Our family lives about an hour west of Montreal, in a town of towering pine trees and ever-present birdsong. Our yard is small, yet hums with year-round activity: flower, vegetable and herb gardens that each year claim a little more grass space, a busy chicken coop, paths in the earth and the snow that meander between playhouse, deck, shed, sandbox, beaten by little feet, big feet, cat feet, rabbit feet … and, as we were delighted to discover last year, fox feet.
The foxes, a mother and her kit, visited daily through the summer. Their paths were always the same: swiftly and quietly entering the backyard by passing alongside the cedar, stopping by the coop to see if we had forgotten to latch the door (we never did), lingering under the boughs of the spruce, in shadow, waiting to see if the hens would come out on their own (they never did), then slipping out through the border of Jerusalem artichokes, in search of easier prey. They were very bold, coming in full daylight, even if one of us played or worked in a corner of the yard. Sometimes I would know they were there by the alarmed call of the chickens. Sometimes they would be but an orange and white movement caught out of the corner of the eye.
When I started getting more steeped in my natural dyeing projects, I tried to think of a name that would reflect the process of capturing colour from my environment. I thought of the fox, a creature that can traverse suburban and rural spaces, backyards and fields, in its hunt for food. I imagined the landscapes it passes silently through — the wildflowers, the trees. Pine. Spruce. Blackberry hedge. Mullein. Marigolds. Brown-eyed Susans. Sumach. Goldenrod. Its face and tail just visible in a flash of contrasting colour, then hidden again by the greens, browns, and myriad blossom hues.
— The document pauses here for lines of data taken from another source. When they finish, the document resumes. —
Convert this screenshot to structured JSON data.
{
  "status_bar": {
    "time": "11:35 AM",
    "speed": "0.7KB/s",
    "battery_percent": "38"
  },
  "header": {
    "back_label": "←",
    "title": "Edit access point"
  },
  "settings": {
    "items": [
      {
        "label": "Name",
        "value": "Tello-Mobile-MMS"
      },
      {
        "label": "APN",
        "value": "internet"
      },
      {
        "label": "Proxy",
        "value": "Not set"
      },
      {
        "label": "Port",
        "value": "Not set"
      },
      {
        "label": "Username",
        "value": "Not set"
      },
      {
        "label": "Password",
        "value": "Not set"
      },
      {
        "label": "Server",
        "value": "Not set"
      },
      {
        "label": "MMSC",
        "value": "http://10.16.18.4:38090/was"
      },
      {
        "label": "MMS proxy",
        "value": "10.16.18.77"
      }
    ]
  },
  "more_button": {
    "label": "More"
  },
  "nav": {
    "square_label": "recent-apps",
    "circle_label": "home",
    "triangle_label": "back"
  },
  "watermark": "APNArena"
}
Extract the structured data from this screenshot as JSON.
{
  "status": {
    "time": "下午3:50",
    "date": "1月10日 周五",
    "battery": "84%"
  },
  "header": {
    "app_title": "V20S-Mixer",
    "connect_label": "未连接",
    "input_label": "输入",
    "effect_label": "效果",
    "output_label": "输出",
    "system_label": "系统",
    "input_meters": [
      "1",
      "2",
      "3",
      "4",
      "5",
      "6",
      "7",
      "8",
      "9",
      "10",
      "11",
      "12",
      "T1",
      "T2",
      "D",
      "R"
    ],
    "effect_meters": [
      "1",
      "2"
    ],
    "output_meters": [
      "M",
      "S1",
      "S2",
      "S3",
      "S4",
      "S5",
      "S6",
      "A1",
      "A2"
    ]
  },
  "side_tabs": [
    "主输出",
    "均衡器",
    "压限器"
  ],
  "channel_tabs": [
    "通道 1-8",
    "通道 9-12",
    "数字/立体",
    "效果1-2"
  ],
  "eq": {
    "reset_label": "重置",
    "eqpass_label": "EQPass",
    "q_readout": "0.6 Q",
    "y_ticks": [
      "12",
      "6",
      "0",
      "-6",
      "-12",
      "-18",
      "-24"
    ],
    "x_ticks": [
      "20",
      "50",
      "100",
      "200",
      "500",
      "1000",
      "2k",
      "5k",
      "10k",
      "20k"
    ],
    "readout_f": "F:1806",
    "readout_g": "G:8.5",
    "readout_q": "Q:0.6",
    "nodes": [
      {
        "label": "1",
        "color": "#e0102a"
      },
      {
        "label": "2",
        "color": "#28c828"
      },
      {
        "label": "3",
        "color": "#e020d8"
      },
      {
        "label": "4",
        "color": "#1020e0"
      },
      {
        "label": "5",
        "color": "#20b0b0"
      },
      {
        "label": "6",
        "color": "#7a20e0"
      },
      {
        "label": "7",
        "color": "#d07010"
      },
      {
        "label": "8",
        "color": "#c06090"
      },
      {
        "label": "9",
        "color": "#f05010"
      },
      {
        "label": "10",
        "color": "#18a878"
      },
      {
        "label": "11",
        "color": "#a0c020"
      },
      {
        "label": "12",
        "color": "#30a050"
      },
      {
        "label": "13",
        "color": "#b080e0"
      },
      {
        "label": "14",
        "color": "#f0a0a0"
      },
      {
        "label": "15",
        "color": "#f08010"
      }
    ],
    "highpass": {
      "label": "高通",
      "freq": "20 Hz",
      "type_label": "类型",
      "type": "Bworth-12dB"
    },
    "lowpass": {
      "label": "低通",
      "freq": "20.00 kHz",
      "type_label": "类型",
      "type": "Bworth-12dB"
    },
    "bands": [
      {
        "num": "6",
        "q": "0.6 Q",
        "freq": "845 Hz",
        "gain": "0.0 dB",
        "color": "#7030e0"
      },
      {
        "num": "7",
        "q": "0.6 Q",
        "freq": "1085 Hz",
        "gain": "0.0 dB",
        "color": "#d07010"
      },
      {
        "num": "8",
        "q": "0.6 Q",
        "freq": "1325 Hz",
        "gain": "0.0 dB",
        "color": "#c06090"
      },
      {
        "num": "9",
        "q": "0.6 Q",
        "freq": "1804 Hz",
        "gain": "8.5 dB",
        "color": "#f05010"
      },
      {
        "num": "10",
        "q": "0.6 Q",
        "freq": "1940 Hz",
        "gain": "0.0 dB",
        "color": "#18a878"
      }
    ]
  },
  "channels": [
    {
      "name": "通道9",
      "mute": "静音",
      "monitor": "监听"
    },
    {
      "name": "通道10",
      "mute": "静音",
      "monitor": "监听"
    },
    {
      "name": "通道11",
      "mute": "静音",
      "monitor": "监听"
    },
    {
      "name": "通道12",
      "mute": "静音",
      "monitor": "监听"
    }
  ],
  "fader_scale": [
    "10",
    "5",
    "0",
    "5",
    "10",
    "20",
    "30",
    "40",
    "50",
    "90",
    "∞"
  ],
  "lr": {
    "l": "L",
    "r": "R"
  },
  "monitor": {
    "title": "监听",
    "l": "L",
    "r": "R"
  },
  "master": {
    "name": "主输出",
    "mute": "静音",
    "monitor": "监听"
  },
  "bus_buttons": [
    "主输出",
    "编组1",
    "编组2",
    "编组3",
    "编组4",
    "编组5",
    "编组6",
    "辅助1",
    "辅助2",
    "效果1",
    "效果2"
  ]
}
I like to think of myself as traversing these spaces as well, hunting for dye plants with which to feed my dye pot and imprint upon the fibres with which I spin and knit. These dye plants may be foraged from wild places, or harvested from intentional plantings.
My goal with Foxprint Fibres is to record my journey as a natural dyer and, as a natural extension, my journey through the spaces that surround me.